━━ Available data
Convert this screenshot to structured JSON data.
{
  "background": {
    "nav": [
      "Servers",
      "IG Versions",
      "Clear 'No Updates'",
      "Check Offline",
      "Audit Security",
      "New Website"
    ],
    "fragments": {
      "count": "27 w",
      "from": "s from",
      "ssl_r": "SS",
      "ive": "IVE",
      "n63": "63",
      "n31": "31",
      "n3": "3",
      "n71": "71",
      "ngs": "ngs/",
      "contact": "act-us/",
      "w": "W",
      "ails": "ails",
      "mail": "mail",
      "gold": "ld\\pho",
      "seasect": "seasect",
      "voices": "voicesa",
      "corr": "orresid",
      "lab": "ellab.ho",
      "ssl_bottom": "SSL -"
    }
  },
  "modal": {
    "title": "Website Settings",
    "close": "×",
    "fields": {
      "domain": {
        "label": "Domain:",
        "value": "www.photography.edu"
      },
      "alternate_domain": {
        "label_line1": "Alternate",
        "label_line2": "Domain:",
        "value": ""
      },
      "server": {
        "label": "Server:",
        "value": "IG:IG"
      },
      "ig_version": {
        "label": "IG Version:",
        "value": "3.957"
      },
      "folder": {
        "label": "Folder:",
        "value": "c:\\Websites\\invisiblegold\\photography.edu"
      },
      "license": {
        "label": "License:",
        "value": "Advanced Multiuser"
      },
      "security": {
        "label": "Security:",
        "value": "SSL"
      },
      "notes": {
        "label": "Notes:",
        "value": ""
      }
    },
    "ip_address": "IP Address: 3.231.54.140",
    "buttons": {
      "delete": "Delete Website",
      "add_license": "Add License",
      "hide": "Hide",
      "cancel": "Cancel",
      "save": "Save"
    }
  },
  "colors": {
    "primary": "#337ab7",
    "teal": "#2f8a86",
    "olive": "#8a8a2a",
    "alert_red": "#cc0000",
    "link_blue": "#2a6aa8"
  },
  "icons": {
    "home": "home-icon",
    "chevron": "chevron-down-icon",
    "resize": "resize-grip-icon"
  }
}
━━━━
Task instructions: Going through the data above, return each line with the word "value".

Written answer:
        "value": "www.photography.edu"
        "value": ""
        "value": "IG:IG"
        "value": "3.957"
        "value": "c:\\Websites\\invisiblegold\\photography.edu"
        "value": "Advanced Multiuser"
        "value": "SSL"
        "value": ""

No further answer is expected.